That’s it for today earthlings. Hope you enjoyed the indoor cannabis breeding Q&A. See you all back here at SKUNK next Tuesday for another article by yours truly. In the meantime, here’s another article you may like, by moi: Pest Free Indoor Gardens – Skunk Magazine!
- REv 😊
I'm The Rev, and I have been with SKUNK for about a decade now. I hail from Southern California, spent mucho time in Northern California, and now reside in Southern Oregon; always coastal. I am an all natural style cannabis grower and I have written a couple books on the subject - check out True Living Organics 2nd Edition on Amazon - I have been growing for over 45 years, and I have been breeding cannabis for over 30 years.

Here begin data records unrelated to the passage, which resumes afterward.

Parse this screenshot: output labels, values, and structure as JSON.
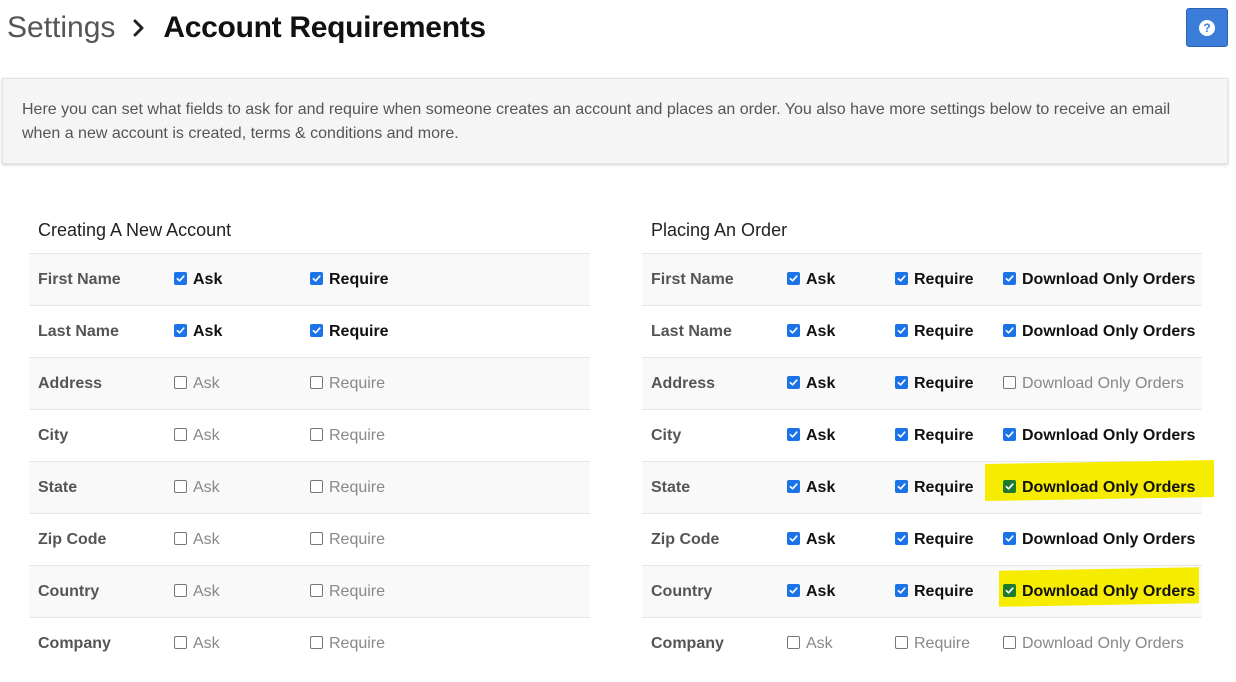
{
  "breadcrumb": {
    "root": "Settings",
    "current": "Account Requirements"
  },
  "help_button": {
    "icon": "question-circle-icon",
    "label": "?"
  },
  "info_text": "Here you can set what fields to ask for and require when someone creates an account and places an order. You also have more settings below to receive an email when a new account is created, terms & conditions and more.",
  "labels": {
    "ask": "Ask",
    "require": "Require",
    "download": "Download Only Orders"
  },
  "colors": {
    "checked": "#1a73e8",
    "highlight": "#f6ec00",
    "help_button": "#3b7dd8"
  },
  "new_account": {
    "title": "Creating A New Account",
    "rows": [
      {
        "field": "First Name",
        "ask": true,
        "require": true
      },
      {
        "field": "Last Name",
        "ask": true,
        "require": true
      },
      {
        "field": "Address",
        "ask": false,
        "require": false
      },
      {
        "field": "City",
        "ask": false,
        "require": false
      },
      {
        "field": "State",
        "ask": false,
        "require": false
      },
      {
        "field": "Zip Code",
        "ask": false,
        "require": false
      },
      {
        "field": "Country",
        "ask": false,
        "require": false
      },
      {
        "field": "Company",
        "ask": false,
        "require": false
      }
    ]
  },
  "placing_order": {
    "title": "Placing An Order",
    "rows": [
      {
        "field": "First Name",
        "ask": true,
        "require": true,
        "download": true,
        "highlighted": false
      },
      {
        "field": "Last Name",
        "ask": true,
        "require": true,
        "download": true,
        "highlighted": false
      },
      {
        "field": "Address",
        "ask": true,
        "require": true,
        "download": false,
        "highlighted": false
      },
      {
        "field": "City",
        "ask": true,
        "require": true,
        "download": true,
        "highlighted": false
      },
      {
        "field": "State",
        "ask": true,
        "require": true,
        "download": true,
        "highlighted": true
      },
      {
        "field": "Zip Code",
        "ask": true,
        "require": true,
        "download": true,
        "highlighted": false
      },
      {
        "field": "Country",
        "ask": true,
        "require": true,
        "download": true,
        "highlighted": true
      },
      {
        "field": "Company",
        "ask": false,
        "require": false,
        "download": false,
        "highlighted": false
      }
    ]
  }
}
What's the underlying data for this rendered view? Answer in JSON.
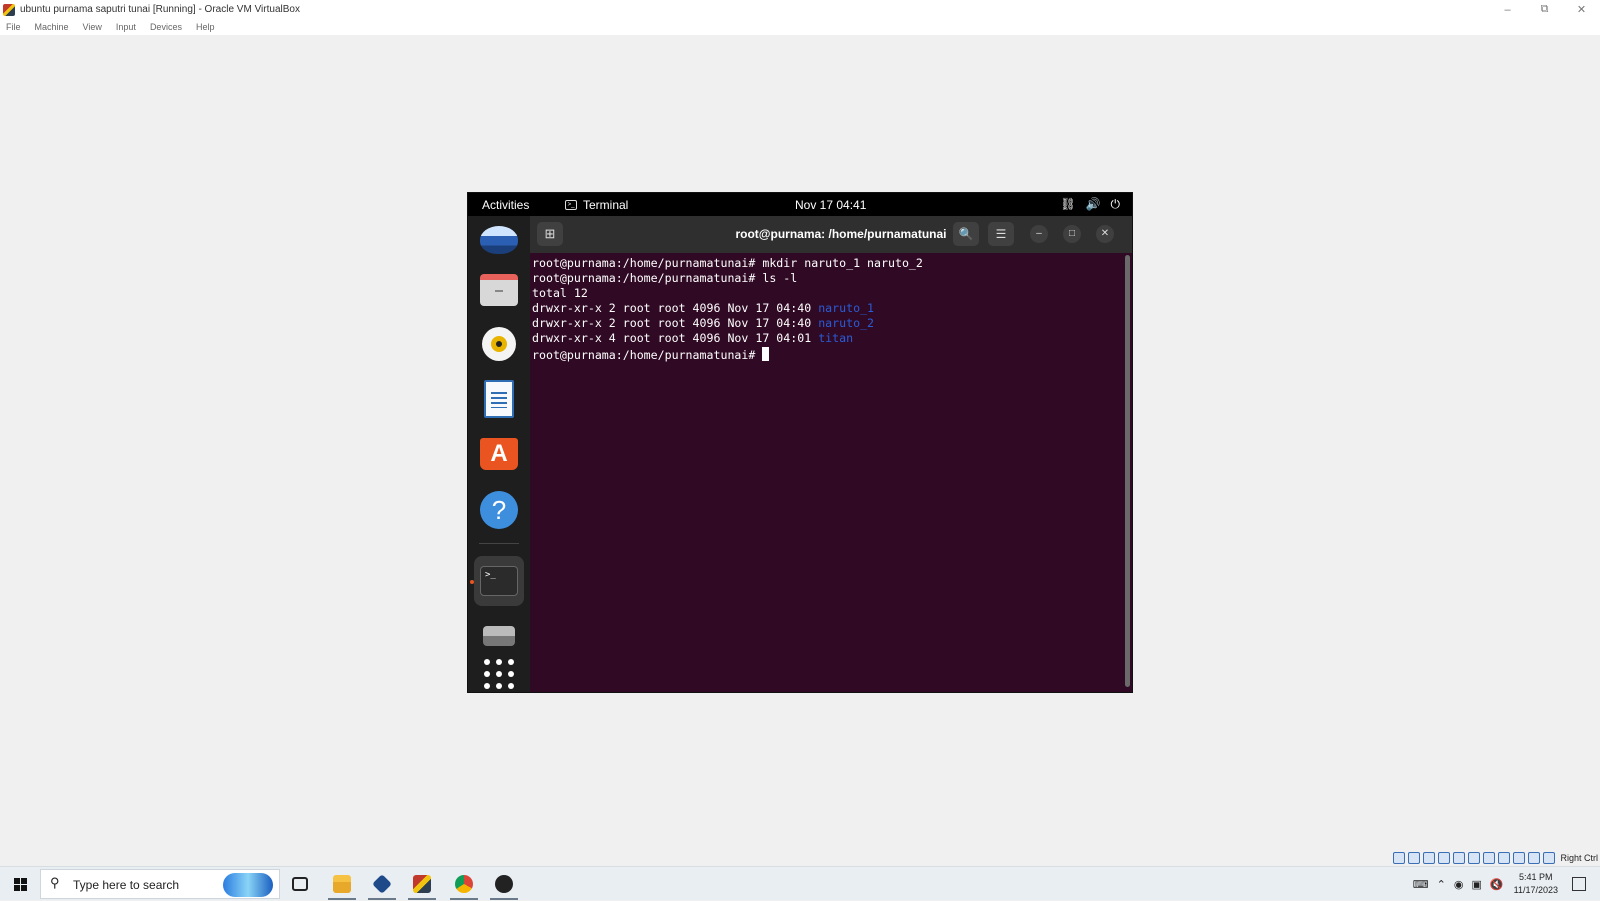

Check out kingdomorganicseeds.com to see some exotic selections. Growing connoisseur cannabis is what I teach mostly, growing it in living soil without using liquid organic nutrients to feed the plant. I am also a highly skilled synthetics grower, hydroponics, aeroponics, DWC/SWC/NFT, Ebb and Flow, and soilless, but I cringe when smoking synthetic grown herbs, so for the last 15 years or so I preach the artisan style of all natural growing, specializing in container growing. Cheers and welcome aboard.